A recent poll found that 71% of Americans would now support U.N. supervision of a political transition in Iraq, up from 50% in April. The great majority of people in other countries have held this view all along. Even amongst the people of Mr. Rumsfeld’s “New Europe”, pre-war support for “unilateral military action by the U.S. and its allies” was in the very low range of 4% (Macedonia) to 11% (Romania), while support for military action under a U.N. mandate ranged from 13% (Spain) up to 51% (the Netherlands) (Gallup International etc.).

Unfortunately, Mr. Rumsfeld still wants his four military bases in Iraq and a Status of Forces Agreement with a pro-U.S. Iraqi government, and corporate interests are still counting on the forced privatization of Iraqi industry to make this whole operation profitable. The administration cannot count on the U.N. to support such goals, so they are allowing the violence and “decomposition” to continue instead of ceding power.

The administration is responding to the Iraqi resistance by planning a faster transfer of power to Ahmad Chalabi and his colleagues, even though this means forgoing the “democratic” procedures that might (or might not!) have given them legitimacy in the eyes of their countrymen. The new timetable is rather transparently geared to creating an illusion of stability for a crucial few months next fall, after which the four years gained by reelection would allow the administration to take actions that they cannot possibly take now. These would include a draft in the U.S., massive repression in Iraq, and the next phase of the “War on Terror”, aimed at North Korea, Syria, Iran or even Cuba. The “lessons of Iraq” and increasing worldwide terrorism would be integrated into a rationale for further aggression.

Administration officials vigorously reject comparisons with Vietnam, and most of us firmly believe that our country learned the lessons of Vietnam and could never make the same mistakes again. In a recent article at, Gabriel Kolko explored the differences and similarities between these two crises. He noted differences in geography, history and politics between Vietnam and Iraq, but he found that U.S. policies and attitudes towards the two countries were strikingly similar.

In particular, he noted: -
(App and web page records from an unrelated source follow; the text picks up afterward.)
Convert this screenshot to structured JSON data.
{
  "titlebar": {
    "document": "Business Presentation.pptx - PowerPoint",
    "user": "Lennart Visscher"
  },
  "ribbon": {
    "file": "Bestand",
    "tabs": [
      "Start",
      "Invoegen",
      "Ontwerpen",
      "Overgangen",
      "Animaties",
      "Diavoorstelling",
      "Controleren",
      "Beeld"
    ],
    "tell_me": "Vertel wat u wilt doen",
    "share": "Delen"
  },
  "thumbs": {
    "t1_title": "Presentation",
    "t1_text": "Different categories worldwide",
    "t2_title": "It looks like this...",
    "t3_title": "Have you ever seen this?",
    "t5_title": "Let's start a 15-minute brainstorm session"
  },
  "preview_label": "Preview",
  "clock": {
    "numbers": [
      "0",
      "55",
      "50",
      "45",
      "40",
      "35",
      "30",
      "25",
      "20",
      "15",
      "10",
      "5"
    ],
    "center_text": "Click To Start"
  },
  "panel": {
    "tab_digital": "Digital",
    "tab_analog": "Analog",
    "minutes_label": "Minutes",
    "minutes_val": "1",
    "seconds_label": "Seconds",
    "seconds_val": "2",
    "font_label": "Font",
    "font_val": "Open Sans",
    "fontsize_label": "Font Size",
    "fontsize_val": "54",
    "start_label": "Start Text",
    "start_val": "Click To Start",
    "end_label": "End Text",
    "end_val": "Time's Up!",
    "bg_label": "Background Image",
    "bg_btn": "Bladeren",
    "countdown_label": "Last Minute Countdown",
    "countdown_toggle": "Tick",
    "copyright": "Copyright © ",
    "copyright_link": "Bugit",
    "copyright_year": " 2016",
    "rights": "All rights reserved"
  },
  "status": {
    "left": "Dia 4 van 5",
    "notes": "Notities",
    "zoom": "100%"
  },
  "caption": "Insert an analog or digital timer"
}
a) The “cynical falsehoods” that were the pretexts for U.S. military action and the “credibility gap” and low troop morale that resulted from them.
b) The presumption that the people of an impoverished third world country could not possibly defeat “unprecedented” U.S. military power.
c) The disdain for the views of anyone who counseled caution based upon the limits of military power or knowledge of these countries and their cultures.
d) The reliance on unpopular leaders and unmotivated local troops to take over when the going gets rough. (In Afghanistan, more than 2,000 of the 6,000 soldiers NATO has trained have already quit.)
e) The inherent conflict between U.S. interests and the independent aspirations of the local people.
f) “Wars are ultimately won politically or not at all”.

Fortunately, the American people have learned the lessons of Vietnam even if our leaders have not. We will not sacrifice thousands of our sons and daughters to their folly, in Iraq or anywhere else on the Axis of Arrogance.

An opinion poll published in today’s Miami Herald asked voters in Florida to choose between “re-electing George W. Bush” and “voting for the eventual Democratic nominee”. 43% chose Bush, 37% chose the Democratic nominee, 14% didn’t know, and 6% chose “some other candidate”. In other words, presented with an explicit choice between a Republican and a Democrat, 6% of Floridians insisted that they would vote for anyone but a Republican or a Democrat, even though there are no other declared candidates in the race. Maybe it is time to introduce the Democratic Party to the radical idea that they could actually represent the American people, not just American corporations.

Yours sincerely